• WORK ITEM
Exactly as it appears, restate the whole listing.

━━━━━ EXTRACTED ENTRIES

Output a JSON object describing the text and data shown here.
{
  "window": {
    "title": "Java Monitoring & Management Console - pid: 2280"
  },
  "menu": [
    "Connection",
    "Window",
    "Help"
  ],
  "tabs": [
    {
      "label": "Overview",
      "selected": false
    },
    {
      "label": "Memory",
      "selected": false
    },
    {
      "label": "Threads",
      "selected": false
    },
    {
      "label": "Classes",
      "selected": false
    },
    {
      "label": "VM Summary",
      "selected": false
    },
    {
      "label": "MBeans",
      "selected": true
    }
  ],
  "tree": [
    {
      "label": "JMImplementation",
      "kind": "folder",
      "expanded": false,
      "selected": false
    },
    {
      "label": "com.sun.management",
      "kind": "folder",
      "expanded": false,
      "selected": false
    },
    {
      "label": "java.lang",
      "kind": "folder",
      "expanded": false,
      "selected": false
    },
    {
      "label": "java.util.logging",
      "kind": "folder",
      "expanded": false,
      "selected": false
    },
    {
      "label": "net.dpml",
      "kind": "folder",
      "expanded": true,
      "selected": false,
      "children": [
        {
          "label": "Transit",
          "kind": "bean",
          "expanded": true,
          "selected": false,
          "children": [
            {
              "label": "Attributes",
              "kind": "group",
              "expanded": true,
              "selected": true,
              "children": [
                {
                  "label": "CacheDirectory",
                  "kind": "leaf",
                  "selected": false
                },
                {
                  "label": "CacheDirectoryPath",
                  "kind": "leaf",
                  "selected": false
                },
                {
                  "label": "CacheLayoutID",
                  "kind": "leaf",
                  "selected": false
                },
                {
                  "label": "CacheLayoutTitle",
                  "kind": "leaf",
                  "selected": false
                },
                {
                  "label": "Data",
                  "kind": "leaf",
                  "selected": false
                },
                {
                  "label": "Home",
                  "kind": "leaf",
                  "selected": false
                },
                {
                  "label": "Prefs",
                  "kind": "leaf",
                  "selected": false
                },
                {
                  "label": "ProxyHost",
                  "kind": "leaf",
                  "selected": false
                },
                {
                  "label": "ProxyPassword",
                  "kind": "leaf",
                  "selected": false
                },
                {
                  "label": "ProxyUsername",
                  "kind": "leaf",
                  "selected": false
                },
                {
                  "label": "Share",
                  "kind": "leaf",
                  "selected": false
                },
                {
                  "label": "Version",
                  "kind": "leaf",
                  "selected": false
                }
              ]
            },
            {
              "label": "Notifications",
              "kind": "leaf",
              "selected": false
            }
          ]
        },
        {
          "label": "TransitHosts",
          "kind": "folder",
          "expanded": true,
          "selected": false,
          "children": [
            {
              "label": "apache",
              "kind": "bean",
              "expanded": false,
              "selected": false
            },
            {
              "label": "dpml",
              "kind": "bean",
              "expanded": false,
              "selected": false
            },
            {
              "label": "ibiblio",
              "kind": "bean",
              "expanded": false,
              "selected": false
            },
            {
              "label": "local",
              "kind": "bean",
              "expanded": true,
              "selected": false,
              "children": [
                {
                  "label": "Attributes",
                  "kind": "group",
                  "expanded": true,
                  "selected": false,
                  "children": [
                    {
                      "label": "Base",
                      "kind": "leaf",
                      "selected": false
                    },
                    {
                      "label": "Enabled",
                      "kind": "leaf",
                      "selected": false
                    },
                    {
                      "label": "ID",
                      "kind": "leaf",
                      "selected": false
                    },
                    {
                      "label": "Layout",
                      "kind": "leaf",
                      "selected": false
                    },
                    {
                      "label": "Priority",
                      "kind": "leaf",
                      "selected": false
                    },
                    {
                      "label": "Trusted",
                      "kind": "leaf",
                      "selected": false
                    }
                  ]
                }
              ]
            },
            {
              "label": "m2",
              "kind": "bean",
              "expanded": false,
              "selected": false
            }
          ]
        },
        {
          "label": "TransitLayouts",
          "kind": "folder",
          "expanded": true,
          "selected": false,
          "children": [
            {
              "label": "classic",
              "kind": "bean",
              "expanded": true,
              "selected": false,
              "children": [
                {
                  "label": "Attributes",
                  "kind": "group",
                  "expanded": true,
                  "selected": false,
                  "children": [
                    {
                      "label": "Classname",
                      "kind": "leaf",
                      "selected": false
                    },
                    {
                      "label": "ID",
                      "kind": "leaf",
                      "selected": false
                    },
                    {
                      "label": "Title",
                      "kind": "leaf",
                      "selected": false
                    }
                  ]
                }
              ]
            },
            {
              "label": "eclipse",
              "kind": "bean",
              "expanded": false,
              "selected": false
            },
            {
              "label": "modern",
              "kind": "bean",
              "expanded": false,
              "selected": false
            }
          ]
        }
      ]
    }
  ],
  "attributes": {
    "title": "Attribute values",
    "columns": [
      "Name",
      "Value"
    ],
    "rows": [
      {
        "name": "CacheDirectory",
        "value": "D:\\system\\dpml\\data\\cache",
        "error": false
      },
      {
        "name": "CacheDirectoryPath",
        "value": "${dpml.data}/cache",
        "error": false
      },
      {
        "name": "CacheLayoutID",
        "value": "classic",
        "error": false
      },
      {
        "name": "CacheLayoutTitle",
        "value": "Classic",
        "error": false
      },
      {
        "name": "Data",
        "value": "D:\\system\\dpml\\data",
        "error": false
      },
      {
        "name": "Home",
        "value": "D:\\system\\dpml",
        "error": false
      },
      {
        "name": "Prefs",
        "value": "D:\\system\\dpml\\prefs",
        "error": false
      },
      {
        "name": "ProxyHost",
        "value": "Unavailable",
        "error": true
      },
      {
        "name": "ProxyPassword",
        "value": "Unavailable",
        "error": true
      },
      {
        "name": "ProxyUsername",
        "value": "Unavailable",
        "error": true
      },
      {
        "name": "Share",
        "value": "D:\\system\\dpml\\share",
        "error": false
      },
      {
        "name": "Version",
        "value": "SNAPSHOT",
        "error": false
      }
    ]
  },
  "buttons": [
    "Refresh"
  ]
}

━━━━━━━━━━

• TASK OUTPUT
Output a JSON object describing the text and data shown here.
{
  "window": {
    "title": "Java Monitoring & Management Console - pid: 2280"
  },
  "menu": [
    "Connection",
    "Window",
    "Help"
  ],
  "tabs": [
    {
      "label": "Overview",
      "selected": false
    },
    {
      "label": "Memory",
      "selected": false
    },
    {
      "label": "Threads",
      "selected": false
    },
    {
      "label": "Classes",
      "selected": false
    },
    {
      "label": "VM Summary",
      "selected": false
    },
    {
      "label": "MBeans",
      "selected": true
    }
  ],
  "tree": [
    {
      "label": "JMImplementation",
      "kind": "folder",
      "expanded": false,
      "selected": false
    },
    {
      "label": "com.sun.management",
      "kind": "folder",
      "expanded": false,
      "selected": false
    },
    {
      "label": "java.lang",
      "kind": "folder",
      "expanded": false,
      "selected": false
    },
    {
      "label": "java.util.logging",
      "kind": "folder",
      "expanded": false,
      "selected": false
    },
    {
      "label": "net.dpml",
      "kind": "folder",
      "expanded": true,
      "selected": false,
      "children": [
        {
          "label": "Transit",
          "kind": "bean",
          "expanded": true,
          "selected": false,
          "children": [
            {
              "label": "Attributes",
              "kind": "group",
              "expanded": true,
              "selected": true,
              "children": [
                {
                  "label": "CacheDirectory",
                  "kind": "leaf",
                  "selected": false
                },
                {
                  "label": "CacheDirectoryPath",
                  "kind": "leaf",
                  "selected": false
                },
                {
                  "label": "CacheLayoutID",
                  "kind": "leaf",
                  "selected": false
                },
                {
                  "label": "CacheLayoutTitle",
                  "kind": "leaf",
                  "selected": false
                },
                {
                  "label": "Data",
                  "kind": "leaf",
                  "selected": false
                },
                {
                  "label": "Home",
                  "kind": "leaf",
                  "selected": false
                },
                {
                  "label": "Prefs",
                  "kind": "leaf",
                  "selected": false
                },
                {
                  "label": "ProxyHost",
                  "kind": "leaf",
                  "selected": false
                },
                {
                  "label": "ProxyPassword",
                  "kind": "leaf",
                  "selected": false
                },
                {
                  "label": "ProxyUsername",
                  "kind": "leaf",
                  "selected": false
                },
                {
                  "label": "Share",
                  "kind": "leaf",
                  "selected": false
                },
                {
                  "label": "Version",
                  "kind": "leaf",
                  "selected": false
                }
              ]
            },
            {
              "label": "Notifications",
              "kind": "leaf",
              "selected": false
            }
          ]
        },
        {
          "label": "TransitHosts",
          "kind": "folder",
          "expanded": true,
          "selected": false,
          "children": [
            {
              "label": "apache",
              "kind": "bean",
              "expanded": false,
              "selected": false
            },
            {
              "label": "dpml",
              "kind": "bean",
              "expanded": false,
              "selected": false
            },
            {
              "label": "ibiblio",
              "kind": "bean",
              "expanded": false,
              "selected": false
            },
            {
              "label": "local",
              "kind": "bean",
              "expanded": true,
              "selected": false,
              "children": [
                {
                  "label": "Attributes",
                  "kind": "group",
                  "expanded": true,
                  "selected": false,
                  "children": [
                    {
                      "label": "Base",
                      "kind": "leaf",
                      "selected": false
                    },
                    {
                      "label": "Enabled",
                      "kind": "leaf",
                      "selected": false
                    },
                    {
                      "label": "ID",
                      "kind": "leaf",
                      "selected": false
                    },
                    {
                      "label": "Layout",
                      "kind": "leaf",
                      "selected": false
                    },
                    {
                      "label": "Priority",
                      "kind": "leaf",
                      "selected": false
                    },
                    {
                      "label": "Trusted",
                      "kind": "leaf",
                      "selected": false
                    }
                  ]
                }
              ]
            },
            {
              "label": "m2",
              "kind": "bean",
              "expanded": false,
              "selected": false
            }
          ]
        },
        {
          "label": "TransitLayouts",
          "kind": "folder",
          "expanded": true,
          "selected": false,
          "children": [
            {
              "label": "classic",
              "kind": "bean",
              "expanded": true,
              "selected": false,
              "children": [
                {
                  "label": "Attributes",
                  "kind": "group",
                  "expanded": true,
                  "selected": false,
                  "children": [
                    {
                      "label": "Classname",
                      "kind": "leaf",
                      "selected": false
                    },
                    {
                      "label": "ID",
                      "kind": "leaf",
                      "selected": false
                    },
                    {
                      "label": "Title",
                      "kind": "leaf",
                      "selected": false
                    }
                  ]
                }
              ]
            },
            {
              "label": "eclipse",
              "kind": "bean",
              "expanded": false,
              "selected": false
            },
            {
              "label": "modern",
              "kind": "bean",
              "expanded": false,
              "selected": false
            }
          ]
        }
      ]
    }
  ],
  "attributes": {
    "title": "Attribute values",
    "columns": [
      "Name",
      "Value"
    ],
    "rows": [
      {
        "name": "CacheDirectory",
        "value": "D:\\system\\dpml\\data\\cache",
        "error": false
      },
      {
        "name": "CacheDirectoryPath",
        "value": "${dpml.data}/cache",
        "error": false
      },
      {
        "name": "CacheLayoutID",
        "value": "classic",
        "error": false
      },
      {
        "name": "CacheLayoutTitle",
        "value": "Classic",
        "error": false
      },
      {
        "name": "Data",
        "value": "D:\\system\\dpml\\data",
        "error": false
      },
      {
        "name": "Home",
        "value": "D:\\system\\dpml",
        "error": false
      },
      {
        "name": "Prefs",
        "value": "D:\\system\\dpml\\prefs",
        "error": false
      },
      {
        "name": "ProxyHost",
        "value": "Unavailable",
        "error": true
      },
      {
        "name": "ProxyPassword",
        "value": "Unavailable",
        "error": true
      },
      {
        "name": "ProxyUsername",
        "value": "Unavailable",
        "error": true
      },
      {
        "name": "Share",
        "value": "D:\\system\\dpml\\share",
        "error": false
      },
      {
        "name": "Version",
        "value": "SNAPSHOT",
        "error": false
      }
    ]
  },
  "buttons": [
    "Refresh"
  ]
}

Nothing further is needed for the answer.